Task item.
Look through the entries for the string "Enter" and copy every line where it shows up.

[Dataset entries — start]

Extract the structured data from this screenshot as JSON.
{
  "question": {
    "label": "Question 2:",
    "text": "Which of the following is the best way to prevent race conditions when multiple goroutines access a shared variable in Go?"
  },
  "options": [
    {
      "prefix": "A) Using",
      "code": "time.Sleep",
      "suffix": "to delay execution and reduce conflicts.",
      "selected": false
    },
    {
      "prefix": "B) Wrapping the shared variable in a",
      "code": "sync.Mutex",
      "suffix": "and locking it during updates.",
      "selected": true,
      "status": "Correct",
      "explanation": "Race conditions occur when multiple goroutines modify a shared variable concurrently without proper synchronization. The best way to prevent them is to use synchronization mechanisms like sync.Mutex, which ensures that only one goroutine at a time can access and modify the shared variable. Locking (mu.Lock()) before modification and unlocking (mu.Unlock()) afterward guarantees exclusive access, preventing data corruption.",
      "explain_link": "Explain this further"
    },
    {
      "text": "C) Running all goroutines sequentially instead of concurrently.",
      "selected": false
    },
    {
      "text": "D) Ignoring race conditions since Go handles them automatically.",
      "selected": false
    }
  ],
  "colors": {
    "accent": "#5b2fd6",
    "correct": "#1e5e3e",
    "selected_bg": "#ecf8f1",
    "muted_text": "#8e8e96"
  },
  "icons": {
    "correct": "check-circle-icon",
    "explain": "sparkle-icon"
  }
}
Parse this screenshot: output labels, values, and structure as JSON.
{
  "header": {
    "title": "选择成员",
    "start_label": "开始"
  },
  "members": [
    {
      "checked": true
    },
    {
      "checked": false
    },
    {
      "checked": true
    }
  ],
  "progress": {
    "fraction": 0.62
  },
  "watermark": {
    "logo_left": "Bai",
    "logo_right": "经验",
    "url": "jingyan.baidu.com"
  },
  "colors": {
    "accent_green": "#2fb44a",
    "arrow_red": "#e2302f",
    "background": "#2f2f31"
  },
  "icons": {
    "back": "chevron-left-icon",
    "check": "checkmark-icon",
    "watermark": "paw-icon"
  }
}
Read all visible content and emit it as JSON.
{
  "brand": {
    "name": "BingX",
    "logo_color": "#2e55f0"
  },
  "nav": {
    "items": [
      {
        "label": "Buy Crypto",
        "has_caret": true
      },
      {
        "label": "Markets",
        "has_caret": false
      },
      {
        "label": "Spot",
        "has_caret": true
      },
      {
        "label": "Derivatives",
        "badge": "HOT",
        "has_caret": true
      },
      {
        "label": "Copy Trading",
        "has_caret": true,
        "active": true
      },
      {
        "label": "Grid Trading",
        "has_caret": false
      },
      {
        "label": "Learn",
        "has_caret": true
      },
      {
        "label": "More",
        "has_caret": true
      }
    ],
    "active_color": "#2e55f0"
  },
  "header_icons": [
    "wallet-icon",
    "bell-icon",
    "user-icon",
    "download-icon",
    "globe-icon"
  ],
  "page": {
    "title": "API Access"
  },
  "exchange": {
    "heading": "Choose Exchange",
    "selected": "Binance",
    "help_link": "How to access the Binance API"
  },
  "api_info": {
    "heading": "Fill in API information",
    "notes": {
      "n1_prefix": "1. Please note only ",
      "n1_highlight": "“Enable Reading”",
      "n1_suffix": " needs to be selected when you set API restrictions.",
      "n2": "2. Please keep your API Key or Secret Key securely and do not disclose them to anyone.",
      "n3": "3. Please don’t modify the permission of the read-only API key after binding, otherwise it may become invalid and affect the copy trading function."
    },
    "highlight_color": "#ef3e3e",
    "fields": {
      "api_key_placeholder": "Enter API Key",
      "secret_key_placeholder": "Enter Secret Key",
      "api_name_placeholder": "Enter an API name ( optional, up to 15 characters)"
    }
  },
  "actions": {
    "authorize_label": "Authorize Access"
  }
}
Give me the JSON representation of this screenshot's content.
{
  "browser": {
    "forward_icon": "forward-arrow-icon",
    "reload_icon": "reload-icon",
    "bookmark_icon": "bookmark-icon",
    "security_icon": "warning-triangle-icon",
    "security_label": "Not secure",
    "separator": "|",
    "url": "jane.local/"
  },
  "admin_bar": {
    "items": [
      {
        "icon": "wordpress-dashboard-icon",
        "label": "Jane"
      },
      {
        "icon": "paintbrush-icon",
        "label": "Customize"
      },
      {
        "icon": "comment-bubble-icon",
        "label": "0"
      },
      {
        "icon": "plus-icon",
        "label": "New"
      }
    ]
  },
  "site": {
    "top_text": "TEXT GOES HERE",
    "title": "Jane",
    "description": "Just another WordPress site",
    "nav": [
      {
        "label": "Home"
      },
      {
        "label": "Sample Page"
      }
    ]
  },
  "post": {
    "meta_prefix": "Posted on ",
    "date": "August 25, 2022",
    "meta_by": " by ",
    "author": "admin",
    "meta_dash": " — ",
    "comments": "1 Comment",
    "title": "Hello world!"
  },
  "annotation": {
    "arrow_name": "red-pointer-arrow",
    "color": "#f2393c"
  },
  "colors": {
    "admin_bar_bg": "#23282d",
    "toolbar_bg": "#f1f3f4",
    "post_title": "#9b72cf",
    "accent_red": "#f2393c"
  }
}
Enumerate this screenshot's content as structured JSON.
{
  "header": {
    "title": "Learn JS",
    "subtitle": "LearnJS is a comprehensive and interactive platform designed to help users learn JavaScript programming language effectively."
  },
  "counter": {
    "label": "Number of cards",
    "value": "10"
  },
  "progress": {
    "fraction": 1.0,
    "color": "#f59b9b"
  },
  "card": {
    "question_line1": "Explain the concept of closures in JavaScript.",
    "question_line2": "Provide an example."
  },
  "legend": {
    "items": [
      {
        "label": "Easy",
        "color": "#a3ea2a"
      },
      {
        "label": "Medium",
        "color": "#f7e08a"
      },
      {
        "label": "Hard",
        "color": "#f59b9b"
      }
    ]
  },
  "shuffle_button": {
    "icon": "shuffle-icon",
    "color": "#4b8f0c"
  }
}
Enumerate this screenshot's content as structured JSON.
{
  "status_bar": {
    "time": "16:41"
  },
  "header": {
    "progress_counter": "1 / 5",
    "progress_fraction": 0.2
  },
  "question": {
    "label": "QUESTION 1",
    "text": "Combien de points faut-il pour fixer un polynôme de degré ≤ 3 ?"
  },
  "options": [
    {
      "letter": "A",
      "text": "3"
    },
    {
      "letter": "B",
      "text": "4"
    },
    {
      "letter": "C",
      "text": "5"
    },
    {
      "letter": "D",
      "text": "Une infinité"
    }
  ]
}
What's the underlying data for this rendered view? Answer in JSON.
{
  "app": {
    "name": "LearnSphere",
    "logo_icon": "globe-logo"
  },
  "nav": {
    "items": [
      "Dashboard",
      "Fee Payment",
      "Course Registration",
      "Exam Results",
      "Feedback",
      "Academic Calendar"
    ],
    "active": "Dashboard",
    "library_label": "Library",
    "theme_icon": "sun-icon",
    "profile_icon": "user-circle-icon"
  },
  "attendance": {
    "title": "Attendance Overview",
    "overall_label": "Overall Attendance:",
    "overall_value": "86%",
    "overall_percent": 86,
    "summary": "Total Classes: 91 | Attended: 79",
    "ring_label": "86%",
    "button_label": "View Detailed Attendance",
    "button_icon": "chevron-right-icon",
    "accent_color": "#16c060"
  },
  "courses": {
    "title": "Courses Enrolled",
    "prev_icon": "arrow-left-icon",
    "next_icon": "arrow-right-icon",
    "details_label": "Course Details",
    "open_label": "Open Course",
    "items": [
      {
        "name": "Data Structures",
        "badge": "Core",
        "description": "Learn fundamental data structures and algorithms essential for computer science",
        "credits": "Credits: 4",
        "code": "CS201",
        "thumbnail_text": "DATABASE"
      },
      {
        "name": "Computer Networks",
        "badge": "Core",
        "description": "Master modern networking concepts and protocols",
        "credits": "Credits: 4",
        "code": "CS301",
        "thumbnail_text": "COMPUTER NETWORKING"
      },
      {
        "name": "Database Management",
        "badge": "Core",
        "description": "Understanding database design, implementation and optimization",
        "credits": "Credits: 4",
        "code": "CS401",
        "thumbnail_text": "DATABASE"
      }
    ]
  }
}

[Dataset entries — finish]

Your solution.
      "api_key_placeholder": "Enter API Key",
      "secret_key_placeholder": "Enter Secret Key",
      "api_name_placeholder": "Enter an API name ( optional, up to 15 characters)"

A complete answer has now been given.